We are living in 1937 and our universities, I suggest, are not half-way out of the fifteenth century. We have made hardly any changes in our conception of university organisation, education, graduation, for a century — for several centuries. The three- or four-years' course of lectures, the bachelor who knows some, the master who knows most, the doctor who knows all, are ideas that have come down unimpaired from the Middle Ages. Nowadays no one should end his learning while he lives and these university degrees are preposterous. It is true that we have multiplied universities greatly in the past hundred years, but we seem to have multiplied them altogether too much upon the old pattern.

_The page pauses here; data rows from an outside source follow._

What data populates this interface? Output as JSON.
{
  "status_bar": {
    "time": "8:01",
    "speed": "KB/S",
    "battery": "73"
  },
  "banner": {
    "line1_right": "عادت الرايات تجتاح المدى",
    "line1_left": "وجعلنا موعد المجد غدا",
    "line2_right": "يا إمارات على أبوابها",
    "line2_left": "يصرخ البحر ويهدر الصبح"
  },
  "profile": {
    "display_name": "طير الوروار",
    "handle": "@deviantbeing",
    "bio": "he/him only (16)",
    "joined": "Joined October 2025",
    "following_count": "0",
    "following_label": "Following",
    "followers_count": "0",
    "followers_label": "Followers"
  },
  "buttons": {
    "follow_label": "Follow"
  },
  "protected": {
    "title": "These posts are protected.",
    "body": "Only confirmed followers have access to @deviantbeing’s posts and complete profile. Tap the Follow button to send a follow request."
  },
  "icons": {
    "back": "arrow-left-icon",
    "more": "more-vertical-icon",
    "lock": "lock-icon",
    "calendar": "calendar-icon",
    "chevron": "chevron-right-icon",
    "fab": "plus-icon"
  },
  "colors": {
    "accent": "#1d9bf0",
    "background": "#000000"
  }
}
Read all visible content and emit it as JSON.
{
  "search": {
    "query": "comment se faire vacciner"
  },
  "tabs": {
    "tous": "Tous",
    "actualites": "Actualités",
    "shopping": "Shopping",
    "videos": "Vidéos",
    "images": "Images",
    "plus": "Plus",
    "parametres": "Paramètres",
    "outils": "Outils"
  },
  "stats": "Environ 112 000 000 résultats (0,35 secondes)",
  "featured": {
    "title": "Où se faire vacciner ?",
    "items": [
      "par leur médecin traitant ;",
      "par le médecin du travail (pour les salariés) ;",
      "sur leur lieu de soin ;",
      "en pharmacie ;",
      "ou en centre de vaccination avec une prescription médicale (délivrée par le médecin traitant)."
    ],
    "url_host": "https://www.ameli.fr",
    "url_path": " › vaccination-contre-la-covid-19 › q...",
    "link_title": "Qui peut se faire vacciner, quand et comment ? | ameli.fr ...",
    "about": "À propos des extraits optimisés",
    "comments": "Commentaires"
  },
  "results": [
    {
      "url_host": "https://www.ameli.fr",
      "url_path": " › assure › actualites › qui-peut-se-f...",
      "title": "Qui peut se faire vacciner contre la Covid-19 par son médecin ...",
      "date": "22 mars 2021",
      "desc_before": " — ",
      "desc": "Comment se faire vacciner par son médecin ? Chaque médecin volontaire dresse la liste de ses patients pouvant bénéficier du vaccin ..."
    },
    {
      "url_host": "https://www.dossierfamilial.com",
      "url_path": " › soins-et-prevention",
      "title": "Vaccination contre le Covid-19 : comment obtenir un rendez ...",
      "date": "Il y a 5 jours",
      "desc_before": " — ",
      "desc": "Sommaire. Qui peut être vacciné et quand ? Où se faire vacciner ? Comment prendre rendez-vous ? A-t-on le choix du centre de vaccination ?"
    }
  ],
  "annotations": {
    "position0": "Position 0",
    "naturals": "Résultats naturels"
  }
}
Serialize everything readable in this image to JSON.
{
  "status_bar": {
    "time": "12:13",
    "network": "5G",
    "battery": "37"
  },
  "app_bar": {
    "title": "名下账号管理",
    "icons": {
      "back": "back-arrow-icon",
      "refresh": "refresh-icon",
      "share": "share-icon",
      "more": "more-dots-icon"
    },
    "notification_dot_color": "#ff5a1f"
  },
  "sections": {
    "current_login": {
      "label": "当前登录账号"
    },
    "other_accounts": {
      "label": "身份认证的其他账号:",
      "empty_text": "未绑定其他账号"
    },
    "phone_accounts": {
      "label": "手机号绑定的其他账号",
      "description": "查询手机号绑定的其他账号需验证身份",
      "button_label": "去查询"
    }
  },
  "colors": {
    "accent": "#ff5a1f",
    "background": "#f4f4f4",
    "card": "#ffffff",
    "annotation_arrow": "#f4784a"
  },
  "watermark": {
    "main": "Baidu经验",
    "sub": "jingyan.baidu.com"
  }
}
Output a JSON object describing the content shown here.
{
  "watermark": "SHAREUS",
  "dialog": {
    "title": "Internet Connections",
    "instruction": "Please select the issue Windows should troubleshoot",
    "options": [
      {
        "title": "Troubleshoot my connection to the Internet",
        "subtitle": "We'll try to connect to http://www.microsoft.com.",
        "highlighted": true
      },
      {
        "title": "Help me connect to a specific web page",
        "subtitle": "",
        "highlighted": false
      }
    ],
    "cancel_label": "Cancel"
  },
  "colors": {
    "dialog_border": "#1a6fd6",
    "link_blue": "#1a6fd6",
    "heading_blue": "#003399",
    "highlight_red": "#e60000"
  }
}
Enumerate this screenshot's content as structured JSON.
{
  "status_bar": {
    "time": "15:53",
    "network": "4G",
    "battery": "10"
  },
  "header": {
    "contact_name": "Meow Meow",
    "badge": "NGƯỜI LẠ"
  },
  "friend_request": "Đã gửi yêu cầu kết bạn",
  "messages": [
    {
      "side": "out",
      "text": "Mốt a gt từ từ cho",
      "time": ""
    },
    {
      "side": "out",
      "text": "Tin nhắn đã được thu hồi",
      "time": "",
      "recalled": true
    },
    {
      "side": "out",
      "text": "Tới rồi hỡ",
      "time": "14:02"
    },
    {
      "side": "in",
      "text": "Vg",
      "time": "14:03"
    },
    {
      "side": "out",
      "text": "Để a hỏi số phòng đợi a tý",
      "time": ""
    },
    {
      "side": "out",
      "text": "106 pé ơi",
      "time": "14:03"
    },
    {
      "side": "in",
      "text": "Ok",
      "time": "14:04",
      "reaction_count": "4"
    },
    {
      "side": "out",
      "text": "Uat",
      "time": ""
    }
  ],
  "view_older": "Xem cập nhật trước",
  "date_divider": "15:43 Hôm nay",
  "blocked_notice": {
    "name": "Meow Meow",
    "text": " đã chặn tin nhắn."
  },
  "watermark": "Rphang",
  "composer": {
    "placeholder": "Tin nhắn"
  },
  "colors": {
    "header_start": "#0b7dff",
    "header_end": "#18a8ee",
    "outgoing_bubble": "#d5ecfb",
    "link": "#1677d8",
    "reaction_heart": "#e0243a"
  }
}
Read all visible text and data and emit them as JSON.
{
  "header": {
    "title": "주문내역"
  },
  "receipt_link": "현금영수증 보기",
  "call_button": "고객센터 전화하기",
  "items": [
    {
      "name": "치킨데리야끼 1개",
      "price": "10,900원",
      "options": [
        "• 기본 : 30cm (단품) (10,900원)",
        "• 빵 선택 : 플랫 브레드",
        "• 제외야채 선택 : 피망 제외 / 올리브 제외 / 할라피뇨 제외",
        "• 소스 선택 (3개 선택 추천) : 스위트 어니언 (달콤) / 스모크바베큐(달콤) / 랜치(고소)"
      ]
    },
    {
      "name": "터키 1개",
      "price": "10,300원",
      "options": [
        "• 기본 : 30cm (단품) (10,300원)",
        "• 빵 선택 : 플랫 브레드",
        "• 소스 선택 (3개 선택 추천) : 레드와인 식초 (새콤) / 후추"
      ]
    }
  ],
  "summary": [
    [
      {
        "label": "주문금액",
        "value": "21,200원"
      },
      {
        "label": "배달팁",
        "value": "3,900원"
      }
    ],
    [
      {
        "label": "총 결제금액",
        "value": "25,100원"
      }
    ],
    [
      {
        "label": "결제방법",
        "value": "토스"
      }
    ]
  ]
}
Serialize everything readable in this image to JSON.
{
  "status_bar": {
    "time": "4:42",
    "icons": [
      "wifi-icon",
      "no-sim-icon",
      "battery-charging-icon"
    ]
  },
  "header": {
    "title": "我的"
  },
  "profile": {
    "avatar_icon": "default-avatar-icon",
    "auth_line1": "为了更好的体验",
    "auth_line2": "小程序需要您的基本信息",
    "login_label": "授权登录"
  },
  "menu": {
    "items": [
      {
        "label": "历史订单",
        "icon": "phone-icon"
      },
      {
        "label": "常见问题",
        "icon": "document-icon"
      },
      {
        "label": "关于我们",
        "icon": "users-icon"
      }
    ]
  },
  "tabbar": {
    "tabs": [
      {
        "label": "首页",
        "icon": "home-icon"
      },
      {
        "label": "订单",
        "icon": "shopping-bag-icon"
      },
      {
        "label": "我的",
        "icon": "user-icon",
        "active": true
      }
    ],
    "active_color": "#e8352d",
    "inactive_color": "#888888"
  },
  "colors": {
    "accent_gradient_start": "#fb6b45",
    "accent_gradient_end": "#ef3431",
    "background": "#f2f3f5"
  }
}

A new battleship, a new aeroplane, a new radio receiver is always an improvement upon its predecessor. But a new university is just another imitation of all the old universities that have ever been. Educationally we are still for all practical purposes in the coach and horse and galley stage.— from World Brain, by H.G. Wells.
In this collection of essays, Wells envisions a massive, digitized, permanent World Encyclopedia, accessible to everyone. In 2004, Google announced that it had the same idea. Sort of.
Google and the World Brain is being screened tonight in Montreal.
I'm not able to attend, so I poked around a little and it turns out the film is readily available for viewing online. (But don't tell anyone. Pretty sure it's an infringement of copyright.)